The original 300 was an interesting movie experiment. Could they make a bronze age battle epic that looked both gritty and fake? Practically every scene was a green screen effect. The battle scenes were stylized to the point of being composed to look like moving bas-relief sculptures you’d see in a museum. The characters were stylized as well: larger that life Spartans with the sole motivation of glory on the battlefield. Which, in a story of necessary doom for our “glorious 300”, worked. Every Spartan on the field of battle (with the exception of one messenger and one traitor) gets their fondest wish: death for Sparta.
So, what could the filmmakers do to follow that up? Thankfully, the bulk of the heavy lifting for 300: Rise of an Empire falls to Sullivan Stapleton (a new face for me) as the Athenian general Themistokles and Eva Green as the Persian admiral Artemisia. Neither of these characters is averse to war, but they both have more nuanced reasons for it than “This is Sparta!”
In fact, as the Persians bear down on Greece, the Spartan Queen Gorgo (Lena Headey) is, in this film, more of an obstacle than a support. She’s singleminded in her desire to protect Sparta at the expense of all the other city-states, and turns down Themistokles’s request for help. Spartans don’t have any interest in a unified Greece.
Headey is the first, but certainly not the last familiar face we see in the film. (David Wenham, Rodrigo Santoro and Peter Mensah are particularly good to see again.) With a structure that is neither sequel nor prequel, this film envelops the original 300 with its story. We see the genesis of Xerxes’s desire for conquest; we see the machinations in the Athenian government that leave Leonidas alone to protect the Hot Gates. And we see the aftermath of his death, culminating in a huge sea battle between the Greeks and the Persians.
Stapleton does some nice work, but Green steals the show.
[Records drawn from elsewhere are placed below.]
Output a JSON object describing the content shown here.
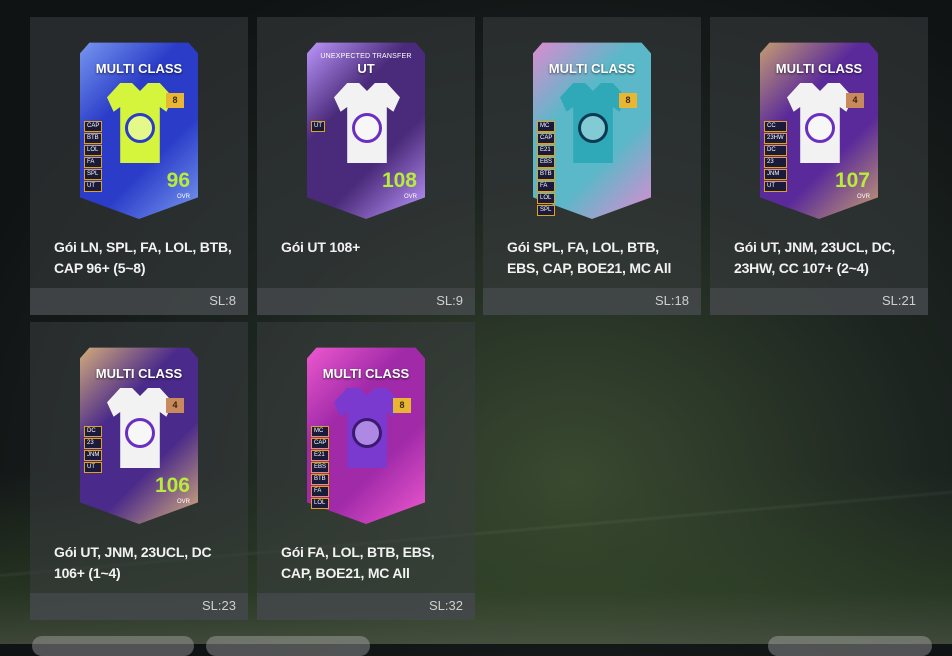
{
  "packs": [
    {
      "title": "Gói LN, SPL, FA, LOL, BTB, CAP 96+ (5~8)",
      "qty": "SL:8",
      "card": {
        "label": "MULTI CLASS",
        "sub": "",
        "badge": "8",
        "badge_type": "gold",
        "tags": [
          "CAP",
          "BTB",
          "LOL",
          "FA",
          "SPL",
          "UT"
        ],
        "ovr": "96",
        "ovr_label": "OVR",
        "bg": "#2a3cc8",
        "accent": "#7a9af0",
        "jersey": "#d4f53c",
        "crest": "#2a3cc8"
      }
    },
    {
      "title": "Gói UT 108+",
      "qty": "SL:9",
      "card": {
        "label": "UT",
        "sub": "UNEXPECTED TRANSFER",
        "badge": "",
        "badge_type": "",
        "tags": [
          "UT"
        ],
        "ovr": "108",
        "ovr_label": "OVR",
        "bg": "#4a2a7a",
        "accent": "#c09aff",
        "jersey": "#f2f2f2",
        "crest": "#6a2fc2"
      }
    },
    {
      "title": "Gói SPL, FA, LOL, BTB, EBS, CAP, BOE21, MC All",
      "qty": "SL:18",
      "card": {
        "label": "MULTI CLASS",
        "sub": "",
        "badge": "8",
        "badge_type": "gold",
        "tags": [
          "MC",
          "CAP",
          "E21",
          "EBS",
          "BTB",
          "FA",
          "LOL",
          "SPL"
        ],
        "ovr": "",
        "ovr_label": "",
        "bg": "#5ab8c8",
        "accent": "#e08ad0",
        "jersey": "#2fa8b8",
        "crest": "#0a3a50"
      }
    },
    {
      "title": "Gói UT, JNM, 23UCL, DC, 23HW, CC 107+ (2~4)",
      "qty": "SL:21",
      "card": {
        "label": "MULTI CLASS",
        "sub": "",
        "badge": "4",
        "badge_type": "bronze",
        "tags": [
          "CC",
          "23HW",
          "DC",
          "23",
          "JNM",
          "UT"
        ],
        "ovr": "107",
        "ovr_label": "OVR",
        "bg": "#5a2a9a",
        "accent": "#c8a070",
        "jersey": "#f2f2f2",
        "crest": "#6a2fc2"
      }
    },
    {
      "title": "Gói UT, JNM, 23UCL, DC 106+ (1~4)",
      "qty": "SL:23",
      "card": {
        "label": "MULTI CLASS",
        "sub": "",
        "badge": "4",
        "badge_type": "bronze",
        "tags": [
          "DC",
          "23",
          "JNM",
          "UT"
        ],
        "ovr": "106",
        "ovr_label": "OVR",
        "bg": "#4a2a8a",
        "accent": "#d8b07a",
        "jersey": "#f2f2f2",
        "crest": "#6a2fc2"
      }
    },
    {
      "title": "Gói FA, LOL, BTB, EBS, CAP, BOE21, MC All",
      "qty": "SL:32",
      "card": {
        "label": "MULTI CLASS",
        "sub": "",
        "badge": "8",
        "badge_type": "gold",
        "tags": [
          "MC",
          "CAP",
          "E21",
          "EBS",
          "BTB",
          "FA",
          "LOL"
        ],
        "ovr": "",
        "ovr_label": "",
        "bg": "#a02aa8",
        "accent": "#f05ad0",
        "jersey": "#7a3ad0",
        "crest": "#3a1a70"
      }
    }
  ]
}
She’s one of those villains with a tragic backstory, but you never actually feel sorry for the adult character. In our modern world, it’s remarkably easy to vilify her for “not getting past” what had been done to her. And the film never attempts to subvert that tendency. We hate her. Though we love hating her.
The action sequences are what you’d expect. They’re bigger and more complicated than the previous film–and, unbelievably, they have more blood, to the point that it stops being gritty and realistic and moves into near parody.
And, surprisingly to me, the film ended with the perfect set up for a capper to a trilogy. Artemesia’s navy is destroyed, but Xerxes remains in Greece with control of Athens and a fricking huge army under his command. If this film does well at the box office (and a $45 million opening is nothing to sneeze at), expect to see 300: Xerxes Gets What’s Coming to Him at a multiplex near you in 2017.